Yesterday I shared my personal thoughts in a Facebook post. It created a bit of a minor stir. Everyone shared politely, but tense emotion about the topic could be felt through discussion.
After re-reading these comments, I noticed that many may have misunderstood my point. Perhaps not, but I thought I would clarify nonetheless. Yesterday, Sir Elton John made a public statement that he believed Jesus would have supported gay-marriage because He was all about love. My posting was not about gay-marriage, nor its political or religious impact, nor whether homosexuality is "sinful" and biblically condemned. It did seem that many might have heard me say such words. If anyone involved did, my hope is they would re-read the post again today to note that I never gave an opinion in those areas.

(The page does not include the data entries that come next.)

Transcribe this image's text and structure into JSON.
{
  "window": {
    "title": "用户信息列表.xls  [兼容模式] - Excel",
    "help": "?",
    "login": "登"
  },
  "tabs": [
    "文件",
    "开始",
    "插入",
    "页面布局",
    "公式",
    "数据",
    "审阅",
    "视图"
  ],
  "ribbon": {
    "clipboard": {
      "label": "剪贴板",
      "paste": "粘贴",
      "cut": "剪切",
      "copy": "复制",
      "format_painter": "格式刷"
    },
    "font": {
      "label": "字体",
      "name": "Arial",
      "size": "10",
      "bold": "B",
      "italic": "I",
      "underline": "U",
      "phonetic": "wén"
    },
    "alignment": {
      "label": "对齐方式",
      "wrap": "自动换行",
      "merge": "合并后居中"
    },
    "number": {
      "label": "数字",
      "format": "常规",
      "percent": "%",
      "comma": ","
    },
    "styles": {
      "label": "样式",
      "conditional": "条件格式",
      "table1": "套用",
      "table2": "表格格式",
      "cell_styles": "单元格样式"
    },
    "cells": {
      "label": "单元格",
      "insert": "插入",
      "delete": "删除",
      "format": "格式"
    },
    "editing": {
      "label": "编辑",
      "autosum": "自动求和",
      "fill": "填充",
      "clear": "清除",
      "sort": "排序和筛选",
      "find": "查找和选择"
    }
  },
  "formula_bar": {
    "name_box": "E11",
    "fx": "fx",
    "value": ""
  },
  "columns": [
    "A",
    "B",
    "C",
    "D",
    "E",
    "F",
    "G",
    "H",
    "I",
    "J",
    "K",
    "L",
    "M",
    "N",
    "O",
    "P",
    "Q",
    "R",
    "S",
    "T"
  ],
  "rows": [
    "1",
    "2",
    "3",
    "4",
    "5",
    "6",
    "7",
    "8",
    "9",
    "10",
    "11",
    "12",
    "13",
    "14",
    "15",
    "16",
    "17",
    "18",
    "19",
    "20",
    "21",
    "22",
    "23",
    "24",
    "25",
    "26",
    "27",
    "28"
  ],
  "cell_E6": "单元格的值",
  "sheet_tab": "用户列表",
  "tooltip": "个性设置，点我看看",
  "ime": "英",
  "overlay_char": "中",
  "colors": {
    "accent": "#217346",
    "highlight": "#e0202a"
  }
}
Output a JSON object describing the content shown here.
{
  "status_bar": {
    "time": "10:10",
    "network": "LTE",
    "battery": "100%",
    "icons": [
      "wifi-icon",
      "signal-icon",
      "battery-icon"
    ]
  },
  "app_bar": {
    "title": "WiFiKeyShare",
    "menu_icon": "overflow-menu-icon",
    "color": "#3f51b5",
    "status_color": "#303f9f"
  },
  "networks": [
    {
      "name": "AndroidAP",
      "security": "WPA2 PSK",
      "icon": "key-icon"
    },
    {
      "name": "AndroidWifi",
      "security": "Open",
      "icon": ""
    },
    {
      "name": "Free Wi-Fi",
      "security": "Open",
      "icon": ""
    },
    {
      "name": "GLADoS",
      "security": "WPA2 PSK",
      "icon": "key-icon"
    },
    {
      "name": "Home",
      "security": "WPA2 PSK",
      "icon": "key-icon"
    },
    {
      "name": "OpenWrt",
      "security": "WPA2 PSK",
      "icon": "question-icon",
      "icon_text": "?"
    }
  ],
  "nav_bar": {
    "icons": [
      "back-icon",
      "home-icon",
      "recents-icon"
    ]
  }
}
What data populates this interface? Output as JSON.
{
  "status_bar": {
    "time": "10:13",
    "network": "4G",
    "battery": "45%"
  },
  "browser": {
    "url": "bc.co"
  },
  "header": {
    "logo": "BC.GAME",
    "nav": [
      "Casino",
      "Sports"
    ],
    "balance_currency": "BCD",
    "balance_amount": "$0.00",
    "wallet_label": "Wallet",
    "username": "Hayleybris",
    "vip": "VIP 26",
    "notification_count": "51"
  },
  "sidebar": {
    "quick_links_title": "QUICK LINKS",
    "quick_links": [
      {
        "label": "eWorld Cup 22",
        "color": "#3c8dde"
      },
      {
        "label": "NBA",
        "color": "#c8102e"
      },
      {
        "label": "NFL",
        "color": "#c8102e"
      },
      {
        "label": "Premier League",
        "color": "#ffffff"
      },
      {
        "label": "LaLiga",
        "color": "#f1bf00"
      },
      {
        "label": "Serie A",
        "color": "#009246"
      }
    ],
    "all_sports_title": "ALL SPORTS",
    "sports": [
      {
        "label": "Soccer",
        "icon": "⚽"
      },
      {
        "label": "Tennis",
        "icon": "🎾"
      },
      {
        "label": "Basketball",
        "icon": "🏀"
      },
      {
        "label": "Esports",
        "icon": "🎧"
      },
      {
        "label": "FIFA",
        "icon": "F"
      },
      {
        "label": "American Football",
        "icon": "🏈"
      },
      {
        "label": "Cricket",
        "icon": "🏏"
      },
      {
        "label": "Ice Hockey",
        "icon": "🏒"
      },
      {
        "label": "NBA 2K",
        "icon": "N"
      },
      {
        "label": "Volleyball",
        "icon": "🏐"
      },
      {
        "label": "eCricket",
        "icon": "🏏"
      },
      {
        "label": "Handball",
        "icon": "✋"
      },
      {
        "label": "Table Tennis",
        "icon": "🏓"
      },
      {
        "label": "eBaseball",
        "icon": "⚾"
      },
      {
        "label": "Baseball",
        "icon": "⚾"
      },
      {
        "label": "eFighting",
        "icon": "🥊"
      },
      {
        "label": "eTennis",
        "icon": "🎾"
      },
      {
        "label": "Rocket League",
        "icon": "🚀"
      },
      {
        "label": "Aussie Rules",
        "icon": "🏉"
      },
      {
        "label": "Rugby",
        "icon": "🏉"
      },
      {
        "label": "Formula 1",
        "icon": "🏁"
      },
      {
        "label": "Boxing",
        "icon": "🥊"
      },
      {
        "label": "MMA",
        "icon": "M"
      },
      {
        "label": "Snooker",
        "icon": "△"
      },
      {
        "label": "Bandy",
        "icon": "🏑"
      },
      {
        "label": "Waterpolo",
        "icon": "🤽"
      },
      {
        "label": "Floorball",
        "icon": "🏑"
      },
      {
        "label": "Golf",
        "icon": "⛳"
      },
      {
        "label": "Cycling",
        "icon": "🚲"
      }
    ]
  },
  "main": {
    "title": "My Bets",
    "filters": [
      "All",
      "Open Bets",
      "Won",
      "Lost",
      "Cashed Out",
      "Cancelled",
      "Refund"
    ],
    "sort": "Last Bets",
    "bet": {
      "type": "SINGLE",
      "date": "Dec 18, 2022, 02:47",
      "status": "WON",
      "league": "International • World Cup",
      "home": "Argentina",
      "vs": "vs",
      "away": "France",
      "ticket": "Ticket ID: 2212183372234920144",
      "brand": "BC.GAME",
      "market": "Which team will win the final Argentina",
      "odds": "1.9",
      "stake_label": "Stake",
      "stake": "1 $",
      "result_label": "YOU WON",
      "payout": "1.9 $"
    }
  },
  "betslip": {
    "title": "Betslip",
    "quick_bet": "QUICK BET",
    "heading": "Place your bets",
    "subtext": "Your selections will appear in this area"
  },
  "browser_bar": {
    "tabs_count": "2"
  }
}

My point was that I disagreed with Sir Elton John's opinion and that I do not believe that Jesus Christ would have supported gay-marriage. My disagreement is not based on my opinion on homosexuality and what I hope Christ would say. My opinion is based on the study of Christ's character and teachings from the authenticated writings about his life and mission. I fully believe if asked, Jesus would have answered in a way similar to his response about paying taxes. Christ often had a way of saying, "Silly question; you're missing the point." And I believe He probably would have told us something like "earthly ceremonies are temporary but life with My Father in Heaven is eternal." Then we'd still be scratching our heads and debating the point today.
All this leads to "what difference does it make?" One commenter asked why should heterosexuals hold an opinion on gay marriage and further wondered whether Christians felt this is an attack on their faith. These are great points and good questions. Well...I don't believe one must belong to a group to hold an opinion. If so, non-slave abolitionists would have had little impact in the 19th century.
However, I find many Christians do feel it is an attack of their faith, but quite possibly for the wrong reason. People, Christian and non-Christian alike, become uncomfortable when others do not disagree or do not live in the same way they do. Sadly, many people justify it is okay to reject or condemn others based on their differences. This is not isolated to Christians; however, many Christians do it as well -- and often find it their duty to do so.
This, of course, is not Christ-like behavior. Christ never rejected others. He came to save everyone, even the "lowest" of among us. And Christians should be careful about condemning gays. God does not hate gays! Jesus does not hate gays!
One minor defense for Sir Elton John's position: some might interpret that Jesus did mention the subject in the Gospels depending on how one interprets the cultural meaning of the word eunuch. Eunuchs and gays are not the same thing, but some believe Christ represented this group as anyone incapable of marriage which would include gays.
This is a bit of dangerous political ground for the modern LGBT supporter to take, however. Christ stated that some eunuchs became so in the mother's womb and others became so later in life. Let me be clear, I do not interpret this passage to mean Jesus was referencing gay people. I believe He is discussing living single to serve God. However, if one does choose to apply this to homosexuality, then Christ clearly would have said that not everyone is "born gay" and one could choose to be gay in two of three circumstances. (That's a topic for another day.)
But would Christ have supported gay-marriage? I can't interpret that He would anywhere in his teachings. He always referred back to the Torah when on the topic of marriage -- and the Torah was strict in its definition of man-woman marriage and that homosexuality was not permitted. So the answer to the "what difference does it make" question is not whether gay-marriage should be legal or even whether it is right or wrong. The difference is that Sir Elton John promoted an inaccurate portrayal of the character of Christ as I interpret His teachings.
Sir Elton John is welcome to his opinion; however, when he uses his celebrity to promote false attributes and inaccurate character of my Lord and Savior, then that is when it becomes an attack on my faith. That is when I must stand up and say "Not so fast, Sir!" I am not trying to shove theology down anybody's throat. I am trying to prevent a celebrity from shoving his corruption of my theology down others' throats.